The Institute of Medicine (IOM) report, To err is human, galvanized a dramatically increased level of concern about adverse events and patient safety in healthcare, including errors in laboratory medicine. While a significant decrease in the error rates of clinical laboratories has been achieved and documented in recent decades, available evidence demonstrates that the pre- and post-analytical phases of the total testing process are more vulnerable to errors than the analytical phase. However, analytical quality is still a major issue, particularly in some areas of laboratory medicine such as immunoassaying. In the present paper, current trends and factors that could effect future changes in the frequency and types of errors in laboratory services are analyzed and discussed. A more effective integration of automation and information technology could allow clinical laboratories to identify, control and decrease error rates in the total testing process, but interdepartmental cooperation and communication with clinicians and other stakeholders are essential to improving patient safety. Moreover, a fundamental shift in improving patient safety in laboratory medicine is to move from error reporting to risk management.
Analytical quality specifications play a key role in assuring and continuously improving high-quality laboratory services. However, I believe, that there are two “missing links” in the effective management of quality specifications in the delivery of laboratory services. The first is the evidence that pre-analytical variation and related problems are not taken into great consideration by laboratory professionals. The second missing link is the communication of quality specifications to clinicians and other possible stakeholders. If quality specifications represent “the level of performance required to facilitate clinical decision-making”, they cannot be used only for internal quality management procedures but must be communicated to facilitate clinical reasoning, decision-making and patient management. A consensus should be achieved in the scientific community on these issues to assure better utilization of laboratory data and, ultimately, improved clinical outcomes.
Laboratory medicine has undergone a sea change, and medical laboratories must now adapt to, and meet new, customer-supplier needs springing from shifts in the patterns of disease prevalence, medical practice, and demographics. Managed care and other cost-containment processes have forced those involved in health care to cooperate to develop a full picture of patient care, and this has affected clinical laboratory objectives, the main focus now being on improvement in medical outcomes. More recently, the resource shortages in health care and results of cost/effectiveness analysis have demonstrated that the value of a laboratory test must be ascertained not only on the basis of its chemical or clinical performance characteristics, but also by its impact on patient management, the only true assessment of the quality of testing being quality of patient outcomes. The time is ripe for changing the vision of laboratory medicine, and some of the reasons for this are the availability of results in real-time, the introduction of more specific tests, and the trend to prevent diseases rather than cure them. The information from laboratory tests designed to evaluate biochemical or genetic risk and/or prognostic factors cannot be replaced either by physical examination and/or the assessment of symptoms. Today, the importance of laboratory scientists must be proven in three broad areas: a) guaranteeing the quality of tests, irrespective of where they are performed; b) improving the quality of the service; c) maximizing the impact of laboratory information on patient management.

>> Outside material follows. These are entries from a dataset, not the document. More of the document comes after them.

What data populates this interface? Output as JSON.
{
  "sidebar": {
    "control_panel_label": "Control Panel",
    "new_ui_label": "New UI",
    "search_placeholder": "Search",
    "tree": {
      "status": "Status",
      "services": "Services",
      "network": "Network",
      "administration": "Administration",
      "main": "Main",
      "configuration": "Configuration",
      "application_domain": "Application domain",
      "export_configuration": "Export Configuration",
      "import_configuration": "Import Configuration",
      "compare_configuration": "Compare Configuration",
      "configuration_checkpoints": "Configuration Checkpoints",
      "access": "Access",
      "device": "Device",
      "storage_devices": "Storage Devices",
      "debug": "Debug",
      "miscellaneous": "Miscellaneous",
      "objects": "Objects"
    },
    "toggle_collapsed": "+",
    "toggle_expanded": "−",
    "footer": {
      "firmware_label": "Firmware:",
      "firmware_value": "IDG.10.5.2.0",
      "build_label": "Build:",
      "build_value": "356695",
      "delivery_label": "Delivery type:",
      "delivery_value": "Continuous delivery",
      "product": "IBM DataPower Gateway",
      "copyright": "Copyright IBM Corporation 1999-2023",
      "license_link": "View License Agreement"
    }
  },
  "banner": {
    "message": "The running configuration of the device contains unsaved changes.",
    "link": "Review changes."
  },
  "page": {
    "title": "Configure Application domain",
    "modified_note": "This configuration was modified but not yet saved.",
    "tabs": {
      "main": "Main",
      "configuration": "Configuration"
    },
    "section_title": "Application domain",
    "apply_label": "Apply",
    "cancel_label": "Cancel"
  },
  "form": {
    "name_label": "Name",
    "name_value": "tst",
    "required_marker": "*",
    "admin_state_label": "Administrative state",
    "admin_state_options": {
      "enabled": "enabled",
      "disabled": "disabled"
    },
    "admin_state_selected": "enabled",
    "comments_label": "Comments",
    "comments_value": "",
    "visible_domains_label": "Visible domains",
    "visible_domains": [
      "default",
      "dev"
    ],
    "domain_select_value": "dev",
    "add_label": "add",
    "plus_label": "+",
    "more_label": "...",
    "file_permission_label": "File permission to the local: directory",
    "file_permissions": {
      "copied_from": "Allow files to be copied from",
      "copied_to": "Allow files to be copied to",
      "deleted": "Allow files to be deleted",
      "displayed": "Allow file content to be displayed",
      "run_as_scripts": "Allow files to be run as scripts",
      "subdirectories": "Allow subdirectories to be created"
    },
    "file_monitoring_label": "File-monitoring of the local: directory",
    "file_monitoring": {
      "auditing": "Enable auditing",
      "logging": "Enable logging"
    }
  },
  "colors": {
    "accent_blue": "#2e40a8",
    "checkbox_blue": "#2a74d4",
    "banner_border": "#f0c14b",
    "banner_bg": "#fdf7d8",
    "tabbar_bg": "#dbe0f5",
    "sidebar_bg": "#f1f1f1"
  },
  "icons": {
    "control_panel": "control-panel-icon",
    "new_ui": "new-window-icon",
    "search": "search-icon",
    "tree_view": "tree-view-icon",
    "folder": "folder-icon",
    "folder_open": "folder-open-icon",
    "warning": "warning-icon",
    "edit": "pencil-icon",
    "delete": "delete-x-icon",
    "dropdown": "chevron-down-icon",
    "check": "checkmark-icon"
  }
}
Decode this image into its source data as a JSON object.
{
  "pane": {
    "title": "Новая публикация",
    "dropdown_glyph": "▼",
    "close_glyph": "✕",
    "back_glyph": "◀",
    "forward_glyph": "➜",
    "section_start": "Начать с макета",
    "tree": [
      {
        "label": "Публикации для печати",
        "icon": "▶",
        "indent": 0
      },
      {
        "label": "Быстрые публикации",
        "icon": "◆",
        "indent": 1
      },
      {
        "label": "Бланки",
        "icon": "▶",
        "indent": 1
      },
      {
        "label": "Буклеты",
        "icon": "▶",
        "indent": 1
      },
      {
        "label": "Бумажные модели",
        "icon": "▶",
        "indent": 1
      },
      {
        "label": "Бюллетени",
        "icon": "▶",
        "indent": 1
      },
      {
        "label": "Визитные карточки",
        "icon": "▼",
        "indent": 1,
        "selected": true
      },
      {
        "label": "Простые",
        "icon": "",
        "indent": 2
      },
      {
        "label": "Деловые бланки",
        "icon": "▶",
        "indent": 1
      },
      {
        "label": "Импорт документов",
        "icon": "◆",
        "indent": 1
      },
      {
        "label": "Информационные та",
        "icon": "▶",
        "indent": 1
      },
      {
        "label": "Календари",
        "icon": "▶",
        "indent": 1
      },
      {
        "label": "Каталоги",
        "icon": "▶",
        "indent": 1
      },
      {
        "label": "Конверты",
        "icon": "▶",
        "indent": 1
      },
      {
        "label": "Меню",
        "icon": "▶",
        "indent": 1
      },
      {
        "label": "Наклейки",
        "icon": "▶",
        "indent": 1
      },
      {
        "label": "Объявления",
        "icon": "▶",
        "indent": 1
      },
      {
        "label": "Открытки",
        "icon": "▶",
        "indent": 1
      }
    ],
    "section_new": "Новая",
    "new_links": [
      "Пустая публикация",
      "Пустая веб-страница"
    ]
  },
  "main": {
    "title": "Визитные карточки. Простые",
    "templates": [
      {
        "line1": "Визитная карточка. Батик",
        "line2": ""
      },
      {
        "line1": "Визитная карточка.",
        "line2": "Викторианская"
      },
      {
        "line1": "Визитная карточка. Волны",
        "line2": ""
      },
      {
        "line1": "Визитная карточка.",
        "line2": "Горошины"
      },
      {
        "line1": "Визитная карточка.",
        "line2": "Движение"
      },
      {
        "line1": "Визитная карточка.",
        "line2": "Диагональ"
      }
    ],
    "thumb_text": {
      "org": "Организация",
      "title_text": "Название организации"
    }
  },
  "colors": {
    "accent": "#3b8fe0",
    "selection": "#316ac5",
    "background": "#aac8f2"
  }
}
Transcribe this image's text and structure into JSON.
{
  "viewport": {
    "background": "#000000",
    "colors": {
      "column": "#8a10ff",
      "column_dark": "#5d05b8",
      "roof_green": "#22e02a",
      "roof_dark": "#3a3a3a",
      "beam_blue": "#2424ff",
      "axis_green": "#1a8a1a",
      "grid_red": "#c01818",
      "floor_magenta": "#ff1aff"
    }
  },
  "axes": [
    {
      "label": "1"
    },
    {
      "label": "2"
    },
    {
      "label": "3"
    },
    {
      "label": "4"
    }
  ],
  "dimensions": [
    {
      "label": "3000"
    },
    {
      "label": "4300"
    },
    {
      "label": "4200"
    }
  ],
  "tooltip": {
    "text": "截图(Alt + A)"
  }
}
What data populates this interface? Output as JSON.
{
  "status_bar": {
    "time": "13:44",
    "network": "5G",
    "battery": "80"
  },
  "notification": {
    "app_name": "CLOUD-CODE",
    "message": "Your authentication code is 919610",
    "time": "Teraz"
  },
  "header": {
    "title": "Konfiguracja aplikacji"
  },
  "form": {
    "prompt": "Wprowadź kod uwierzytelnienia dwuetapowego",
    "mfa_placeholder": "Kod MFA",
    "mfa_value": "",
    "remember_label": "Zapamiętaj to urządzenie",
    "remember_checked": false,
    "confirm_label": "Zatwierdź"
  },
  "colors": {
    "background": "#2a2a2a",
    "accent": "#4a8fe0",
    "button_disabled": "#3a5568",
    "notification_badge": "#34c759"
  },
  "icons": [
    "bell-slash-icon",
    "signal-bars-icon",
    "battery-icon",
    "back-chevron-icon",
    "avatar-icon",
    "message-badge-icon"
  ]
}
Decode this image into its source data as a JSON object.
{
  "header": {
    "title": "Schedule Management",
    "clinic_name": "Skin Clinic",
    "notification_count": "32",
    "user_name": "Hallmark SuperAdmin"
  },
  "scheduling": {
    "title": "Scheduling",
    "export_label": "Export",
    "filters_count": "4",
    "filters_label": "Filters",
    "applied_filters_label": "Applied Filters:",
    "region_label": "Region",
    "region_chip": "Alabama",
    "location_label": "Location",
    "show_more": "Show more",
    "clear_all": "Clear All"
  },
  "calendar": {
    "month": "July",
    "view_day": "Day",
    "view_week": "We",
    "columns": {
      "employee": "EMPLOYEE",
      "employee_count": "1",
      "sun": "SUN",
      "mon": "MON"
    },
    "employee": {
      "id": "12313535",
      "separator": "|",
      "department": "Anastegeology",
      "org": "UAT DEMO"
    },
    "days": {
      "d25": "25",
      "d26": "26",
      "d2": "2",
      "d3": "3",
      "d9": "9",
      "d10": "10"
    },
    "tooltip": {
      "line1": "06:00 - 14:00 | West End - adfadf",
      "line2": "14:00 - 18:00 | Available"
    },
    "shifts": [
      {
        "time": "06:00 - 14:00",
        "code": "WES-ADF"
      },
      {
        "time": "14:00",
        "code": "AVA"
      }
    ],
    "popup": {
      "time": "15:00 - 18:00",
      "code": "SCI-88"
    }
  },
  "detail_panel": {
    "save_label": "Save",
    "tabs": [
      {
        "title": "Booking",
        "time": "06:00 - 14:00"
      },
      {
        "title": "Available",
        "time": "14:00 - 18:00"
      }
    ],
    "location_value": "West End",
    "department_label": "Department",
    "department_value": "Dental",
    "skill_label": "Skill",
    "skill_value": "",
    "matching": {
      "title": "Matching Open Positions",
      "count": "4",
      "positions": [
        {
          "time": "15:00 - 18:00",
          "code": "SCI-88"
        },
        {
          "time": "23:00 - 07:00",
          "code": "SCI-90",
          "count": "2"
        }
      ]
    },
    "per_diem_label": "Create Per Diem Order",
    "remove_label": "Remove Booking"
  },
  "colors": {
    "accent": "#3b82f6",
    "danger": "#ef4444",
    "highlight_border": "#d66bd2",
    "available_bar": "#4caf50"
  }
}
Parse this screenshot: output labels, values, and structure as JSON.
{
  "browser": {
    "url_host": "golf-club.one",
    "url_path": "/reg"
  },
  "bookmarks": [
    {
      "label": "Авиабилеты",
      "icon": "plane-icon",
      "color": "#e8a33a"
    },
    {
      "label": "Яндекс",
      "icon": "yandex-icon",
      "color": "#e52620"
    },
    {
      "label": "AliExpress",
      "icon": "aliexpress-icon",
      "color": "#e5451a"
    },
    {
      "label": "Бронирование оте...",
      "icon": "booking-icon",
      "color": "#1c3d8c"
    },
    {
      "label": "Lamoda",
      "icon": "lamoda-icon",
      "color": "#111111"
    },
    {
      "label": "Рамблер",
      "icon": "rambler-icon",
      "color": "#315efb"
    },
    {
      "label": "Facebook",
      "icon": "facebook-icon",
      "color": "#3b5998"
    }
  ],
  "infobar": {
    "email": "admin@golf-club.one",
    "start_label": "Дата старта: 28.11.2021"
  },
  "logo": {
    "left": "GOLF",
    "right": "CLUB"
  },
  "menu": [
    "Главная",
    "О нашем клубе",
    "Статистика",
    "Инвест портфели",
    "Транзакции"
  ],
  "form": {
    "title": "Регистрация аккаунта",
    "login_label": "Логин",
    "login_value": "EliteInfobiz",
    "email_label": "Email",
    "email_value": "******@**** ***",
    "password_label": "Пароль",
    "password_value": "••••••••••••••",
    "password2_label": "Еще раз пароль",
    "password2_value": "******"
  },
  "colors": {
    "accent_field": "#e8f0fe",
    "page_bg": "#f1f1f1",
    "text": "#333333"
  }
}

In laboratory medicine, the evaluation of an assay is reasonably straightforward and allows broad applicable standards to be established. In contrast, the evaluation of a test is more complex and inherently less susceptible to standardization. The term “test” refers to the use of an assay in the context of a particular disease, in a particular population, and for a particular purpose. Therefore, the true evaluation is to demonstrate its effectiveness in helping a clinician achieve a correct diagnosis or improve patient clinical outcomes. The debate on the current weak framework used for evaluating laboratory tests has been stimulated by recent technological developments, in particular “omics” tests. Currently, consensus has been achieved concerning the proposal to use a model based on at least four steps to be investigated. These are analytical and clinical validity, clinical usefulness and, finally, any ethical, social and legal implications, including economic implications. As the pace of technological advancements in laboratory medicine accelerates, it is time to discuss the role of laboratory testing, and the related role of clinical laboratories. In particular, we should consider whether they should evolve as focused factories of numbers and results, or as knowledge services with an emphasis on improving appropriateness in test requesting, and the interpretation and utilization of laboratory information.